Data items.
□ □ □ □

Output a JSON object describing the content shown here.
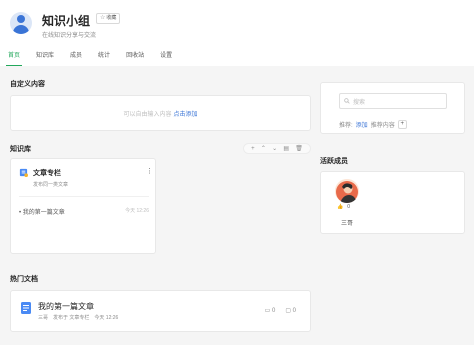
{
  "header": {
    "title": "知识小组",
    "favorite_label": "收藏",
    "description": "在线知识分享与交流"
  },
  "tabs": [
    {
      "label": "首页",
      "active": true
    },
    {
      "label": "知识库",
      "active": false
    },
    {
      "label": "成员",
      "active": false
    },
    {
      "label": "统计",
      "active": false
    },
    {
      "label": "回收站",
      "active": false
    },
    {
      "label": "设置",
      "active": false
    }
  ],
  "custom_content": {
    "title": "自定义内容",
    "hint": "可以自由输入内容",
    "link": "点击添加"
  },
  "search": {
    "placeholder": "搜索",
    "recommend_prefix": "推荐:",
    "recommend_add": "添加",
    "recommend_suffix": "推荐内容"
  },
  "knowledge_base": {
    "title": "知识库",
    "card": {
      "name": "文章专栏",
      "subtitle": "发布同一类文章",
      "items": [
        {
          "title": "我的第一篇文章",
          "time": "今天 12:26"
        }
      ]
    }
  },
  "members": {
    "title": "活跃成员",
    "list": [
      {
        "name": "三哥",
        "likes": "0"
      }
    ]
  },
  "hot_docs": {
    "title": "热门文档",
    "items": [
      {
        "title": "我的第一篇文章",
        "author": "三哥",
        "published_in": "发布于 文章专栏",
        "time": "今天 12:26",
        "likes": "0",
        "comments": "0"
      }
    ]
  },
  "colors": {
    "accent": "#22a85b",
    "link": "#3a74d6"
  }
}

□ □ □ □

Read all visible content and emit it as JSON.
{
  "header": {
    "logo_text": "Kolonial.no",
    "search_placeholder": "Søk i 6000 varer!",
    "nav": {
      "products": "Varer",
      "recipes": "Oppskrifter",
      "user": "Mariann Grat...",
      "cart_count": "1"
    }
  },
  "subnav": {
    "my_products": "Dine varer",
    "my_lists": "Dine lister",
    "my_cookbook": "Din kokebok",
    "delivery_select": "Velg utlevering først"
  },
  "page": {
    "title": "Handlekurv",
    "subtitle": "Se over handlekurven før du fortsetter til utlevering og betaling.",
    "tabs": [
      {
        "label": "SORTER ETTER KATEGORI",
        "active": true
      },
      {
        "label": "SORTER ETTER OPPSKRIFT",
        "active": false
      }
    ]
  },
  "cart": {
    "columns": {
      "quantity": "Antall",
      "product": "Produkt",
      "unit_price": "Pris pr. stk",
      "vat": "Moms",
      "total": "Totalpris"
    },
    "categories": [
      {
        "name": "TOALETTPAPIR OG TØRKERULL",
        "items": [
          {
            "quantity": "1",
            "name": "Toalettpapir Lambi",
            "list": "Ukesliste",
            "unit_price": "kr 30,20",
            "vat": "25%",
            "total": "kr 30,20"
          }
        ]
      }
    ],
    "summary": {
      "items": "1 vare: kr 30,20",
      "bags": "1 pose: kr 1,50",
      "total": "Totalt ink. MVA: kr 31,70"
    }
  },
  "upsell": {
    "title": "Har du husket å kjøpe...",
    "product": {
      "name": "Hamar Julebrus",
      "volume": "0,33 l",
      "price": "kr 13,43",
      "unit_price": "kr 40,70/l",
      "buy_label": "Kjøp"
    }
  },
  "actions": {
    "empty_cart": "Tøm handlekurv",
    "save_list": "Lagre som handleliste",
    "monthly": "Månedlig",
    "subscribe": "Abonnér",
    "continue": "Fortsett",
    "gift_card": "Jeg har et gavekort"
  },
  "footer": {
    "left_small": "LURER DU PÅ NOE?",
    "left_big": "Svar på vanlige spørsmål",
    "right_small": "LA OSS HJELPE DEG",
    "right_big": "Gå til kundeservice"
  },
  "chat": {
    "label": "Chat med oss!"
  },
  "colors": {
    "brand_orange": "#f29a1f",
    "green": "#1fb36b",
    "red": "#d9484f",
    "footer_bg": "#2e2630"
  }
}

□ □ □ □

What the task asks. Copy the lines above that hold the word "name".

Response to the task.
      "name": "文章专栏",
        "name": "三哥",
        "name": "TOALETTPAPIR OG TØRKERULL",
            "name": "Toalettpapir Lambi",
      "name": "Hamar Julebrus",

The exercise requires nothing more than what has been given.